Fri, 18 Mar 2011

Todo List App Using ASP.NET MVC 3 and Windows Azure Tables

For this week’s episode of Cloud Cover, Wade and I talked about how to use Windows Azure Tables from .NET code, and we focused on using ASP.NET MVC 3 and doing paging over tables.

Rather than rehash the entire episode here, I’d like to point you to the episode itself (should go live Friday morning), the running app (, and the full source code (

The one piece of code I’d like to highlight here is the code that performs paging. This is from ApiController.cs:
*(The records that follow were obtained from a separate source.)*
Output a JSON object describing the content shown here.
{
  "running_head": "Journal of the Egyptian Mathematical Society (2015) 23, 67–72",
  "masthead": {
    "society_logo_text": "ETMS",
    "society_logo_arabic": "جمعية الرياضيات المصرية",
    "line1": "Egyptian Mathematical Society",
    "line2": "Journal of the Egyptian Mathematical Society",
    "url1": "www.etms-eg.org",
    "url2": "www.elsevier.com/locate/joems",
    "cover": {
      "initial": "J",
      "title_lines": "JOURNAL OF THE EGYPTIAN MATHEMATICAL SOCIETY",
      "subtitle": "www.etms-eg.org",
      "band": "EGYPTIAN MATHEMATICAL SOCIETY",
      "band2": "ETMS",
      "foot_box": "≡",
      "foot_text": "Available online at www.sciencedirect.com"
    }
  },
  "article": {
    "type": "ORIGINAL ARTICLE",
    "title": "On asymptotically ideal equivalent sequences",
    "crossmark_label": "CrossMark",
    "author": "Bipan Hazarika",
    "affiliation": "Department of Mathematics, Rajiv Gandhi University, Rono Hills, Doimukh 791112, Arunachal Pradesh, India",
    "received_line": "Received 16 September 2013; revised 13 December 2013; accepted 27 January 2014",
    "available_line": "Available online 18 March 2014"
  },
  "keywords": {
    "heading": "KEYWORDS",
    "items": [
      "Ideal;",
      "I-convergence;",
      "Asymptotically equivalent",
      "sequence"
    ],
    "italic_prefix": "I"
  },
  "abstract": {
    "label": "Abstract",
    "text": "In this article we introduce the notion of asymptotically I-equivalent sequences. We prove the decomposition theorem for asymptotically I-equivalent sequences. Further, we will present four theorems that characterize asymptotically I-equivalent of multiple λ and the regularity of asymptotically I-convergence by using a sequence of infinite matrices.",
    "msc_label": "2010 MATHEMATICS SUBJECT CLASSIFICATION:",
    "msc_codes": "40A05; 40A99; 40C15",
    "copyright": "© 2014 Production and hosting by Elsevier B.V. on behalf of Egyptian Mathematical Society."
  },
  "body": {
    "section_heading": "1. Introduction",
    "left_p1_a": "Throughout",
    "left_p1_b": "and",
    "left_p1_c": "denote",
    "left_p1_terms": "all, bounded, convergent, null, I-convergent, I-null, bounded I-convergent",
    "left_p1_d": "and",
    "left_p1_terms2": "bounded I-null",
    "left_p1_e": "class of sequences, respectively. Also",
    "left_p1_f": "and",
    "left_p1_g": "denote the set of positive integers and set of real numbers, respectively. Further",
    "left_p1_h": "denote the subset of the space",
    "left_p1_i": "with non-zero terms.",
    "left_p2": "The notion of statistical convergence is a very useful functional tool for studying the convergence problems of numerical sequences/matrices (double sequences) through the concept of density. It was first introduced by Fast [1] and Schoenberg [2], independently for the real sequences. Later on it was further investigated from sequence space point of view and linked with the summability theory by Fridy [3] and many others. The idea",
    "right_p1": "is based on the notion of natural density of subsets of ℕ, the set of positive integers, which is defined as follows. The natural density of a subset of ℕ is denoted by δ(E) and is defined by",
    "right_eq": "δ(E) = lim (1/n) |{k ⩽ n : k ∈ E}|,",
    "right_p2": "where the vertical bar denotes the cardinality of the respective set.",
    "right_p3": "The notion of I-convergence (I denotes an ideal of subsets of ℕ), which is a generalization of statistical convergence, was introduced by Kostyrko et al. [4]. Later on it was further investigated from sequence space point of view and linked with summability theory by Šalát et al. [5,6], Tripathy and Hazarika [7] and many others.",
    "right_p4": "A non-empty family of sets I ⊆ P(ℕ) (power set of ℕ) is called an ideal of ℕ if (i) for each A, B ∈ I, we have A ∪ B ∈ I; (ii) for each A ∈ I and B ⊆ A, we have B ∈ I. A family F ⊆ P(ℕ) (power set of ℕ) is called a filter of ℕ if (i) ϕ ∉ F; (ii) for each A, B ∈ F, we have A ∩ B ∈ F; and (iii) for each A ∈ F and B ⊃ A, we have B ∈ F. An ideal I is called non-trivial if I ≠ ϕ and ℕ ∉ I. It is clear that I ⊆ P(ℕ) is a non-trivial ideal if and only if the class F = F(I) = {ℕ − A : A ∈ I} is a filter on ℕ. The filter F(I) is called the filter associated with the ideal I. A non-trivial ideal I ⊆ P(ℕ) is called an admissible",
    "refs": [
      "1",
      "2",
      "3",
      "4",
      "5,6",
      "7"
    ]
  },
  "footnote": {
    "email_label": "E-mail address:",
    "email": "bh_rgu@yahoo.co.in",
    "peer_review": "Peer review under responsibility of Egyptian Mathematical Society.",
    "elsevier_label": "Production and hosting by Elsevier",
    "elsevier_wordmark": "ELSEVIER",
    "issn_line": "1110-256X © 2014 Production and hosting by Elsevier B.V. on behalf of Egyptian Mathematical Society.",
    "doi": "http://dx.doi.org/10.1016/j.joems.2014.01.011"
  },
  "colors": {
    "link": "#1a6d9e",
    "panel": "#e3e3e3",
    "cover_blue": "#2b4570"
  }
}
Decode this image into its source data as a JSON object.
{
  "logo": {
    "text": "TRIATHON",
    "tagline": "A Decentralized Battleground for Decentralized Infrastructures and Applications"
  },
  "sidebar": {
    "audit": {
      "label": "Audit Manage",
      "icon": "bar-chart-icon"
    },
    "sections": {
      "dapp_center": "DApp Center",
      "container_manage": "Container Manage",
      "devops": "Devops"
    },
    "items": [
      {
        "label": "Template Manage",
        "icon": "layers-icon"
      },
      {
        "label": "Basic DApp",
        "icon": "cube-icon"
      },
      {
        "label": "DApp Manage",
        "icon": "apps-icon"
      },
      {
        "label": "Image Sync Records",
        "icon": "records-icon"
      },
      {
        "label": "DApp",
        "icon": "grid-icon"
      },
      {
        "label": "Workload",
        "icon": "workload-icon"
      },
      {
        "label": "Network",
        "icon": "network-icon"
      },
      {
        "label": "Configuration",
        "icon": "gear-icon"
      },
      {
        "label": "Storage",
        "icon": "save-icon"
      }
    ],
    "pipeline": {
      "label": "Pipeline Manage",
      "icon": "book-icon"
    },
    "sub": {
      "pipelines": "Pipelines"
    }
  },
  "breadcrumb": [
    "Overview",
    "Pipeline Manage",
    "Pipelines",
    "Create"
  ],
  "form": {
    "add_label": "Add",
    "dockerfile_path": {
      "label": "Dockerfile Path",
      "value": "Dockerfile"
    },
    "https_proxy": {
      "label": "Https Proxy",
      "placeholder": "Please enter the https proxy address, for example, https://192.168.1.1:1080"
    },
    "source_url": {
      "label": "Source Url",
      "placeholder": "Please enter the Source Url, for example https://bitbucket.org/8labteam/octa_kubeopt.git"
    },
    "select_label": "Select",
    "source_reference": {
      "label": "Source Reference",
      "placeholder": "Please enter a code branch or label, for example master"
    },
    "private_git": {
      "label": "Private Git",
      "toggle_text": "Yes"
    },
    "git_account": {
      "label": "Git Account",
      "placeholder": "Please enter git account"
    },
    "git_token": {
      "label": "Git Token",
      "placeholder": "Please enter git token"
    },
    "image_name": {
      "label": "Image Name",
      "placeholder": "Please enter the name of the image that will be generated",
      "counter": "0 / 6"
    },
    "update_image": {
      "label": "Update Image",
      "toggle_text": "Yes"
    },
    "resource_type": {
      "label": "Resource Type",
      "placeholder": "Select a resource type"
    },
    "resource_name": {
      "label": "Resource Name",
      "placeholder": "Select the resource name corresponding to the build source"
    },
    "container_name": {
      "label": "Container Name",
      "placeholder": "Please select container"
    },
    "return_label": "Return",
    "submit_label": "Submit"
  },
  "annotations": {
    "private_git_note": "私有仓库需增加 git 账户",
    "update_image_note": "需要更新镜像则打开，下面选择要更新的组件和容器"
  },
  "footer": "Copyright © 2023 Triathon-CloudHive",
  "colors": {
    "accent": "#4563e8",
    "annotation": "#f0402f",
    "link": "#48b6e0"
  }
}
public ActionResult Get(string token)
    var account = CloudStorageAccount.Parse(
    var ctx = account.CreateCloudTableClient().GetDataServiceContext();
    var query = ctx.CreateQuery<TaskEntity>("Tasks")
        .Where(t => t.PartitionKey == string.Empty).Take(5).AsTableServiceQuery();
    var continuation = token != null
        ? (ResultContinuation)new XmlSerializer(typeof(ResultContinuation))
            .Deserialize(new StringReader(token))
        : null;
    var response = query.EndExecuteSegmented(query.BeginExecuteSegmented(continuation, null, null));
    var sw = new StringWriter();
    new XmlSerializer(typeof(ResultContinuation)).Serialize(sw, response.ContinuationToken);
    return Json(new {
        tasks = response.Results,
        nextToken = sw.ToString(),
        hasMore = response.ContinuationToken != null });

This code is invoked by an AJAX call from the client. The JSON data it returns includes nextToken, which references the continuation token, if any, returned by table storage. The format of the nextToken string is actually an XML-serialized version of the ResultContinuation object. I did that because ResultContinuation is a sealed class with no public constructor or properties. The only way to save it and reinstantiate it is to use XML serialization. The above code uses this serialized representation to pass the token down to the client, and then the client passes it back when it wants to retrieve the next page.

Check out the rest of the code to see how tasks are created, updated, and deleted. You may also be interested in the JavaScript code that manages the client-side view. This is the first time I’ve used Knockout.